2. Hall, D. W.; Hurley, E., Jr. CJC 1969, 47, 1238.
3. (a) Davis, R.; Granito, C.; Schultz, H. P. OS 1967, 47, 75. (b) Davis, R.; Schultz, H. P. JOC 1962, 27, 854.
4. Koopman, H. RTC 1961, 80, 1075.
5. Kornblum, N.; Fishbein, L. JACS 1955, 77, 6266.
6. Ito, S.; Inoue, K.; Mastumoto, M. JACS 1982, 104, 6450.
7. Krafft, M. E.; Holton, R. A. JOC 1984, 49, 3669 and references therein.
8. (a) Felkin, H.; Swierczewski, G. T 1975, 2735. (b) Tamura, M.; Kochi, J. K. S 1971, 303. (c) Karasch, M. S.; Lambert, F. L.; Urry, W. H. JOC 1945, 10, 292, 298. (d) Corey, E. J.; Yamamoto, H.; Herron, D. K.; Achiwa, K. JACS 1970, 92, 6635. (e) Corey, E. J.; Posner, G. H. TL 1970, 315. (f) Ashby, E. C. PAC 1980, 52, 545.
9. (a) Krafft, M. E.; Holton, R. A. JACS 1984, 106, 7619. (b) Also see Ref. 7.
10. Kharasch, M. S.; Tawney, P. O. JACS 1941, 63, 2308; 1945, 67, 128.
11. (a) Kochi, J. K.; Neumann, S. M. JOC 1975, 40, 599. (b) Molander, G. A.; Rahn, B. J.; Shubert, D. C.; Bonde, S. E. TL 1983, 24, 5449. (c) Fiandanese, V.; Miccoli, G.; Naso, F.; Ronzini, L. JOC 1991, 56, 4112. (d) Fabre, J.-L.; Julia, M.; Verpeaux, J.-N. BSF 1985, 5, 772. (e) Grichey, H.; Wilkins, G. W. Jr. TL 1976, 723. (f) Molander, G. A.; Etter, J. B. TL 1984, 25, 3281. (g) Kochi, J. K.; Smith, R. S. JOC 1976, 41, 502.
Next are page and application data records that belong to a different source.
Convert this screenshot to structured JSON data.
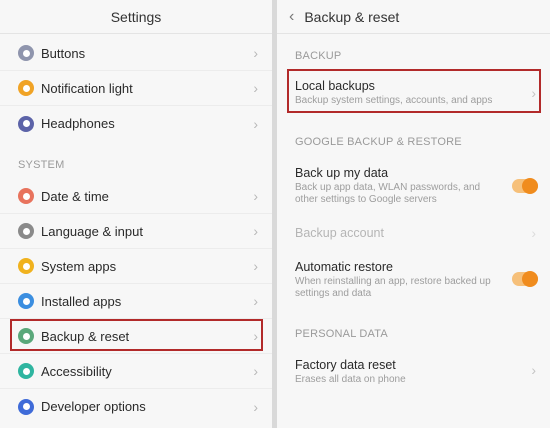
{
  "left": {
    "title": "Settings",
    "items_top": [
      {
        "label": "Buttons",
        "icon": "buttons-icon",
        "color": "#8f95ad"
      },
      {
        "label": "Notification light",
        "icon": "notification-light-icon",
        "color": "#f0a326"
      },
      {
        "label": "Headphones",
        "icon": "headphones-icon",
        "color": "#5c63a8"
      }
    ],
    "section_system": "SYSTEM",
    "items_system": [
      {
        "label": "Date & time",
        "icon": "clock-icon",
        "color": "#e8735d"
      },
      {
        "label": "Language & input",
        "icon": "language-icon",
        "color": "#8a8a8a"
      },
      {
        "label": "System apps",
        "icon": "system-apps-icon",
        "color": "#f0b21e"
      },
      {
        "label": "Installed apps",
        "icon": "installed-apps-icon",
        "color": "#3b8ee0"
      },
      {
        "label": "Backup & reset",
        "icon": "backup-icon",
        "color": "#5aa87a"
      },
      {
        "label": "Accessibility",
        "icon": "accessibility-icon",
        "color": "#2fb5a0"
      },
      {
        "label": "Developer options",
        "icon": "developer-options-icon",
        "color": "#3f6bd8"
      }
    ],
    "chevron": "›"
  },
  "right": {
    "back_glyph": "‹",
    "title": "Backup & reset",
    "section_backup": "BACKUP",
    "local_backups": {
      "title": "Local backups",
      "sub": "Backup system settings, accounts, and apps"
    },
    "section_google": "GOOGLE BACKUP & RESTORE",
    "back_up_data": {
      "title": "Back up my data",
      "sub": "Back up app data, WLAN passwords, and other settings to Google servers",
      "toggle_on": true
    },
    "backup_account": {
      "title": "Backup account"
    },
    "auto_restore": {
      "title": "Automatic restore",
      "sub": "When reinstalling an app, restore backed up settings and data",
      "toggle_on": true
    },
    "section_personal": "PERSONAL DATA",
    "factory_reset": {
      "title": "Factory data reset",
      "sub": "Erases all data on phone"
    },
    "chevron": "›"
  },
  "colors": {
    "highlight": "#b22a2a",
    "toggle_accent": "#f08c1e"
  }
}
Mark W. Zettler

The Dow Chemical Company, Midland, MI, USA

Copyright 1995-2000 by John Wiley & Sons, Ltd. All rights reserved.